Immune Mediated Thrombocytopenia (IMTP) in dogs
What is IMTP?
Immune Mediated Thrombocytopenia (IMTP) is a condition where the body’s immune system, which normally fights infection, starts to damage and destroy platelets. Platelets are cells required to clot blood and prevent bleeding. If enough platelets are destroyed then spontaneous bleeding can occur. If a large quantity of blood is lost then anaemia (having a low red blood cell count) can also be present.
What causes IMTP?
In most dogs IMTP occurs without any underlying cause. In this situation it is referred to as primary (or idiopathic) IMTP. However, in other cases there is an underlying reason or trigger factor that results in the body damaging and destroying platelets, and this is termed secondary IMTP. Possible trigger factors include certain infectious or inflammatory diseases, particular classes of drugs or, sadly in some patients, underlying cancer.
What are the signs of IMTP?
A common clinical sign that occurs in patients with IMTP is unexplained (or spontaneous) bleeding. This can result in the following:

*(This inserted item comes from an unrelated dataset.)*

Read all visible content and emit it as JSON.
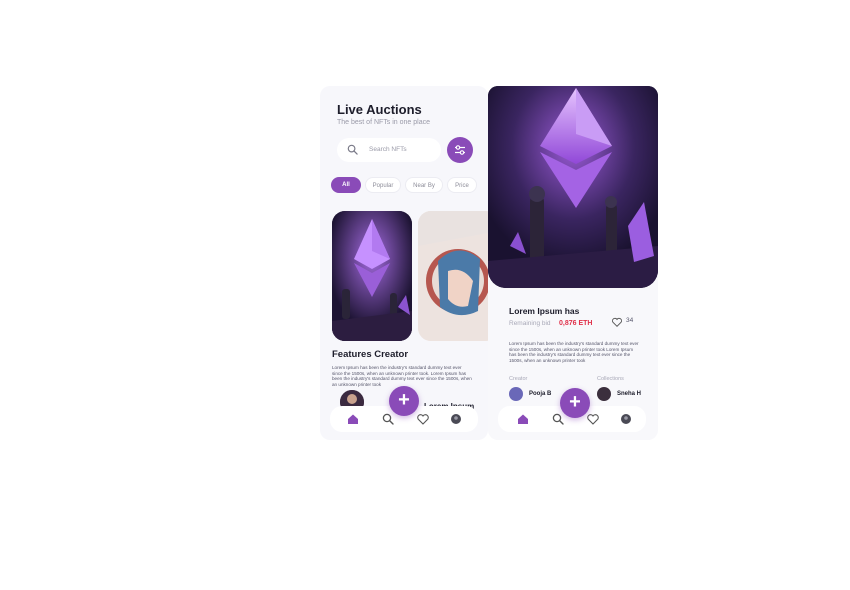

- Bruising on the skin
- Bleeding from the nose or mouth
- Blood in stool or black stool
- Blood in vomit
- Blood in urine
In some dogs signs specific to the location where bleeding has occurred can be present. For example if bleeding occurs in the brain then neurological signs can develop.
If a large quantity of blood is lost resulting in anaemia then signs of this can develop which would include:
- Pale gums
- A fast heart rate
- Increased breathing rate and effort
- Decreased appetite
- Being quiet and lethargic
How is IMTP investigated?
A thorough history and physical examination may give important information regarding any potential underlying cause for IMTP – for example whether the patient has been receiving any drugs, was vaccinated recently or has a history of travelling abroad.
If IMTP is suspected from the history and clinical findings, blood tests will be performed to determine the platelet count (number), clotting times and whether anaemia is present. Other blood tests will be carried out to check general body organ function, and urine tests will often be performed to check for any evidence of urinary tract infection.
Advanced imaging of the chest and abdomen is frequently recommended for patients with suspected IMTP. This may involve X-rays, CT scanning or an ultrasound scan. These investigations help to rule out any evidence of inflammatory disease or cancers that could be acting as triggering factors for the IMTP. The diagnosis of primary IMTP is usually made by ruling out other underlying problems.
How is IMTP treated?
Primary IMTP is usually treated with drugs to dampen down the immune system which has become overactive i.e. immunosuppressive therapy. Most often this means treatment with steroids over a period of several months, although sometimes additional immunosuppressive treatment may also be required. In pets which are very anaemic a blood transfusion may be needed, and a blood-typing test is often performed before the transfusion. A transfusion can help to stabilise the patient while further investigations are performed, and it gives time for treatment of the IMTP to start working.
In patients where an underlying trigger factor for IMTP is identified, this condition also needs to be treated if possible. In some situations this can be simple, for example by stopping a medication. However, in other situations, for example where there is underlying cancer, treatment can be more challenging. Even those patients that are diagnosed with secondary IMTP are likely to need immunosuppressive therapy.
Why should I bring my pet to NDSR for diagnosis and treatment of IMTP?
Our medicine service is led by a team of recognised, accredited Specialists and we aim to provide the best possible treatment for your pet in our state-of-the-art hospital. Our medicine team is supported by imaging and anaesthesia Specialists, and dedicated out-of-hours vets and nurses. We have extensive experience of managing critically ill patients, often with complex medical complaints.
What is the long term outlook for pets with IMTP?
The long term outlook for patients with IMTP can be variable. Unfortunately, in a proportion of patients it can prove difficult to stop the immune mediated platelet destruction and in some cases the bleeding can be life threatening.
Conversely patients with primary IMTP that respond to immunosuppressive therapy can do very well, although it is possible for relapses to occur, either during the course of therapy or when treatment has been discontinued.
The outlook for patients with secondary IMTP will often depend on the severity of the underlying disease process.
If you have any questions about your dog's condition, or his or her treatment, please do not hesitate to contact us.